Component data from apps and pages
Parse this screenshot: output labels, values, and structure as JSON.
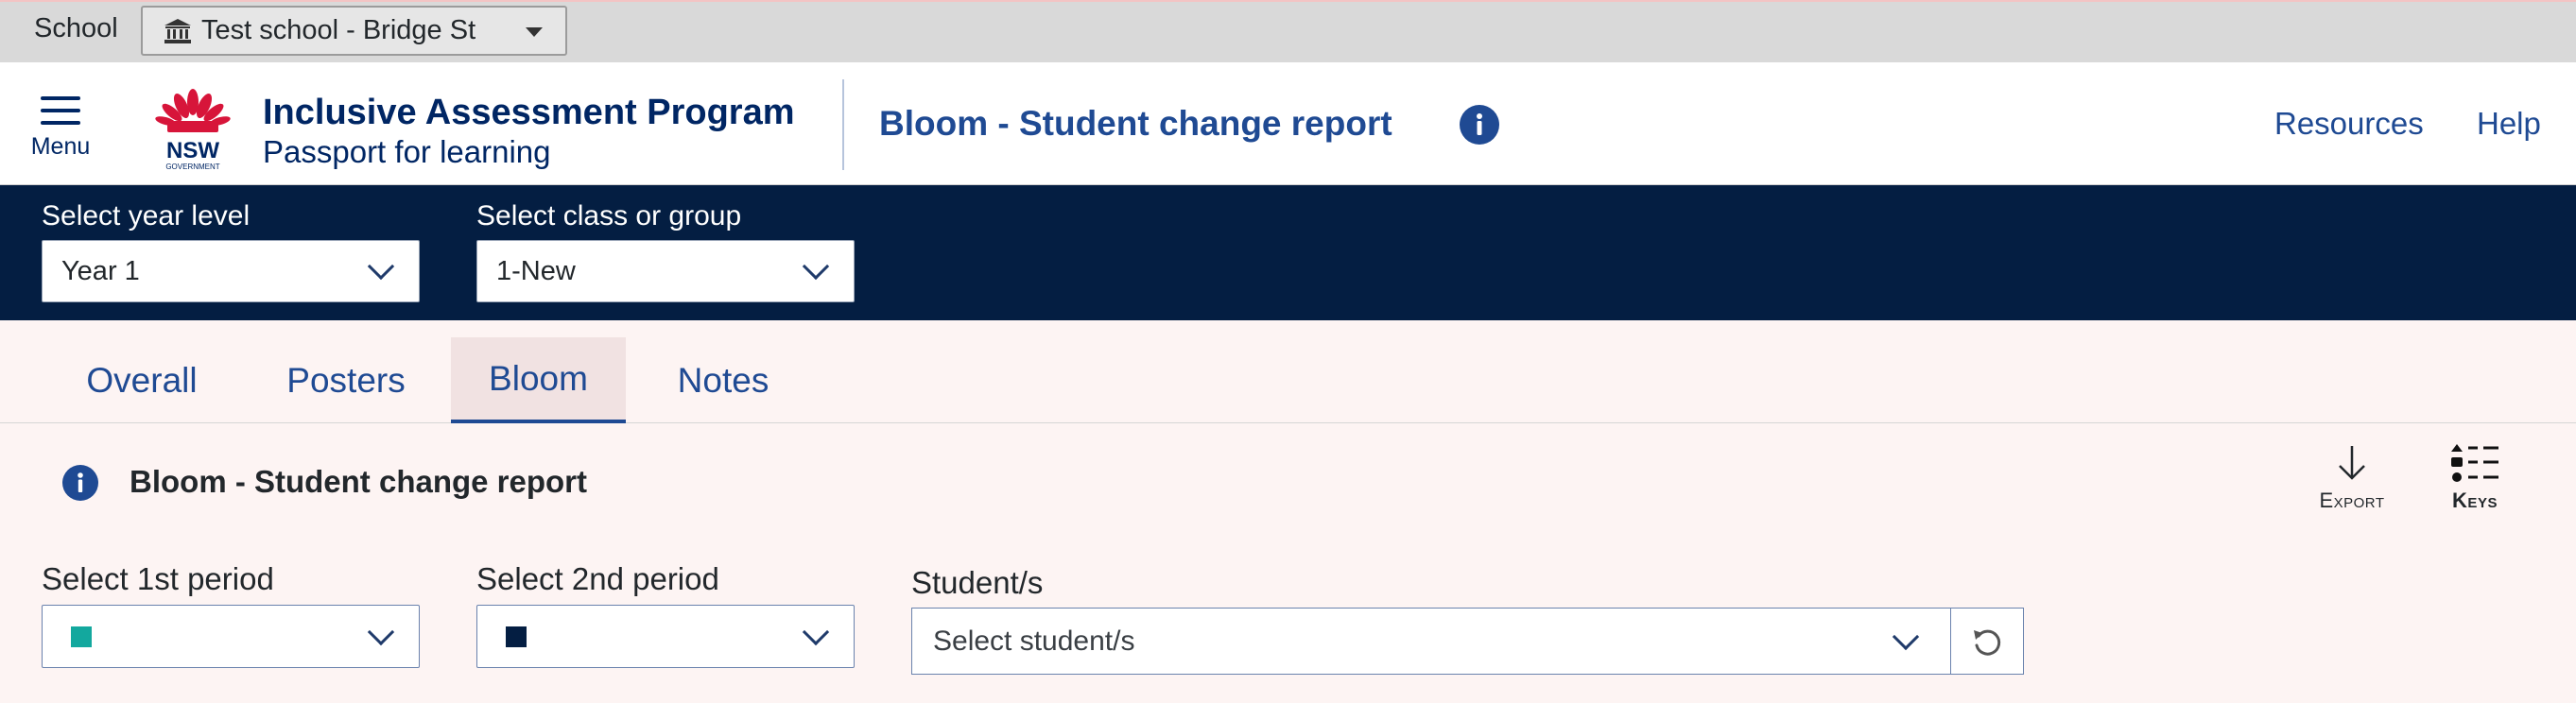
{
  "school_bar": {
    "label": "School",
    "selected_school": "Test school - Bridge St",
    "icon": "bank-icon"
  },
  "header": {
    "menu_label": "Menu",
    "logo": "nsw-government-logo",
    "logo_text": "NSW",
    "logo_subtext": "GOVERNMENT",
    "app_title": "Inclusive Assessment Program",
    "app_subtitle": "Passport for learning",
    "report_title": "Bloom - Student change report",
    "nav": [
      {
        "label": "Resources"
      },
      {
        "label": "Help"
      }
    ]
  },
  "filters": {
    "year_label": "Select year level",
    "year_value": "Year 1",
    "class_label": "Select class or group",
    "class_value": "1-New"
  },
  "tabs": [
    {
      "label": "Overall",
      "active": false
    },
    {
      "label": "Posters",
      "active": false
    },
    {
      "label": "Bloom",
      "active": true
    },
    {
      "label": "Notes",
      "active": false
    }
  ],
  "content": {
    "title": "Bloom - Student change report",
    "export_label": "Export",
    "keys_label": "Keys",
    "period1_label": "Select 1st period",
    "period1_color": "#13a89e",
    "period2_label": "Select 2nd period",
    "period2_color": "#041e42",
    "students_label": "Student/s",
    "students_placeholder": "Select student/s"
  },
  "colors": {
    "brand_navy": "#041e42",
    "link_blue": "#1f4a93",
    "nsw_red": "#d7153a"
  }
}
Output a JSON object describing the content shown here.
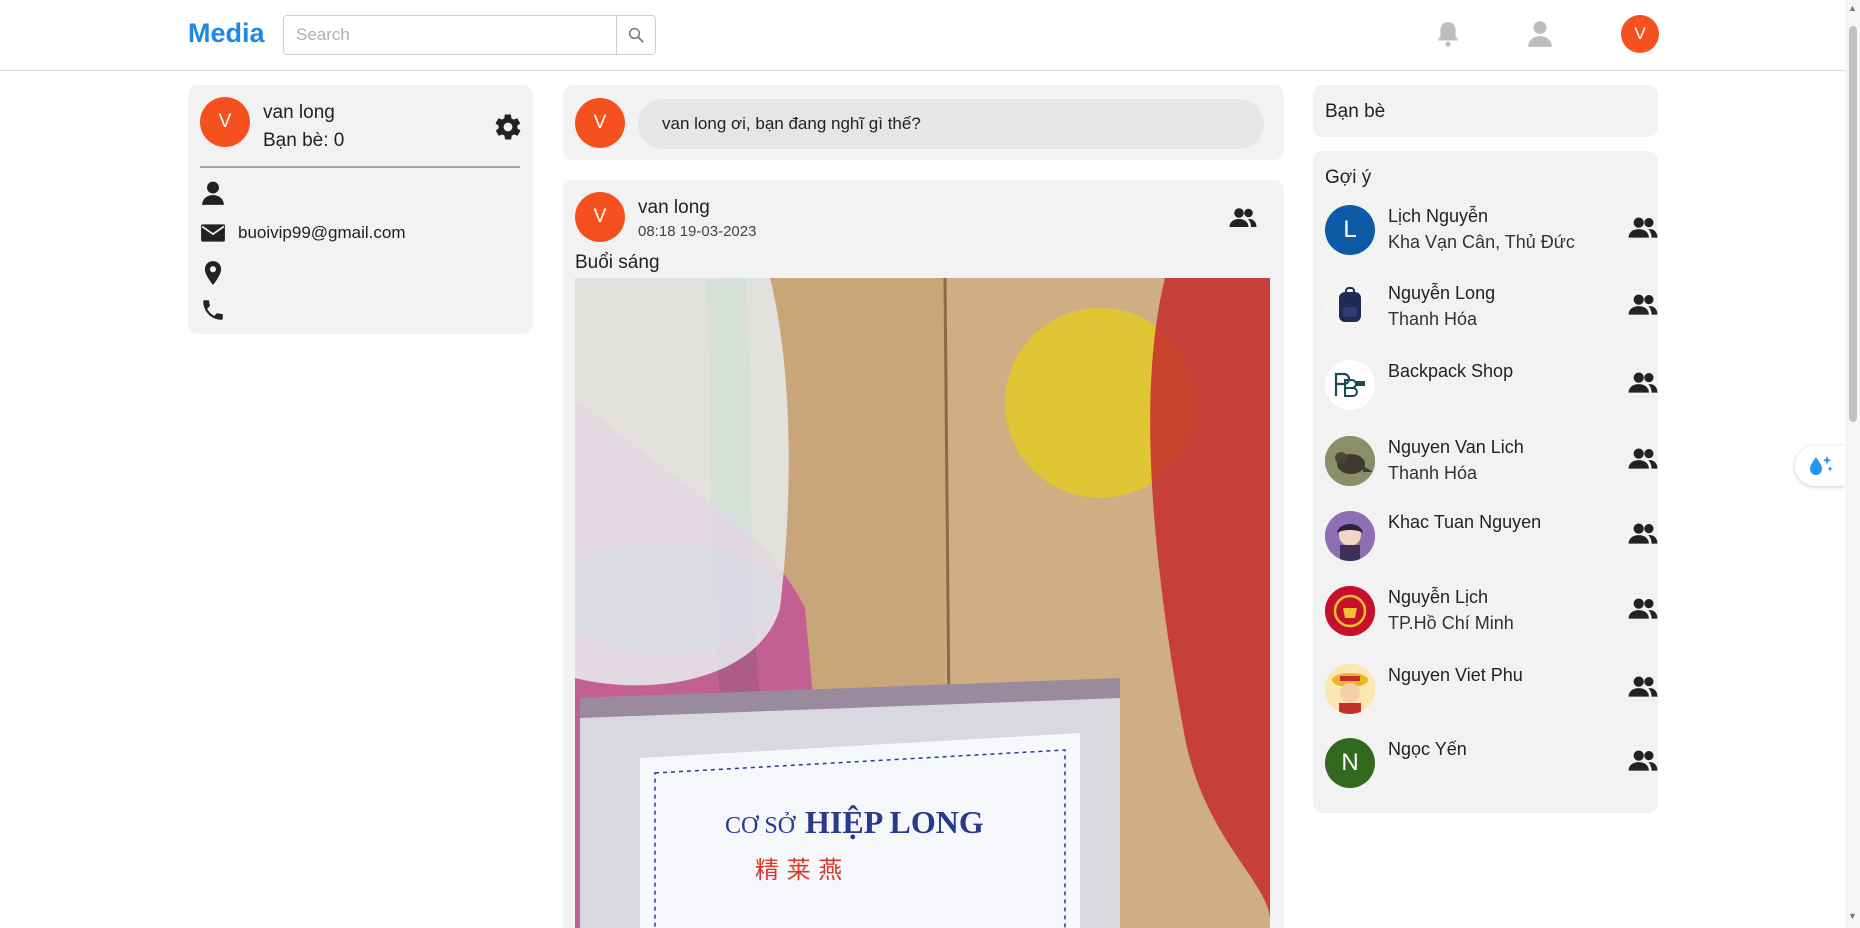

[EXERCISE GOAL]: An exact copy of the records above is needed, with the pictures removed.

[SOLUTION TO THIS PROBLEM]:
Parse this screenshot: output labels, values, and structure as JSON.
{
  "school_bar": {
    "label": "School",
    "selected_school": "Test school - Bridge St",
    "icon": "bank-icon"
  },
  "header": {
    "menu_label": "Menu",
    "logo": "nsw-government-logo",
    "logo_text": "NSW",
    "logo_subtext": "GOVERNMENT",
    "app_title": "Inclusive Assessment Program",
    "app_subtitle": "Passport for learning",
    "report_title": "Bloom - Student change report",
    "nav": [
      {
        "label": "Resources"
      },
      {
        "label": "Help"
      }
    ]
  },
  "filters": {
    "year_label": "Select year level",
    "year_value": "Year 1",
    "class_label": "Select class or group",
    "class_value": "1-New"
  },
  "tabs": [
    {
      "label": "Overall",
      "active": false
    },
    {
      "label": "Posters",
      "active": false
    },
    {
      "label": "Bloom",
      "active": true
    },
    {
      "label": "Notes",
      "active": false
    }
  ],
  "content": {
    "title": "Bloom - Student change report",
    "export_label": "Export",
    "keys_label": "Keys",
    "period1_label": "Select 1st period",
    "period1_color": "#13a89e",
    "period2_label": "Select 2nd period",
    "period2_color": "#041e42",
    "students_label": "Student/s",
    "students_placeholder": "Select student/s"
  },
  "colors": {
    "brand_navy": "#041e42",
    "link_blue": "#1f4a93",
    "nsw_red": "#d7153a"
  }
}
Output a JSON object describing the content shown here.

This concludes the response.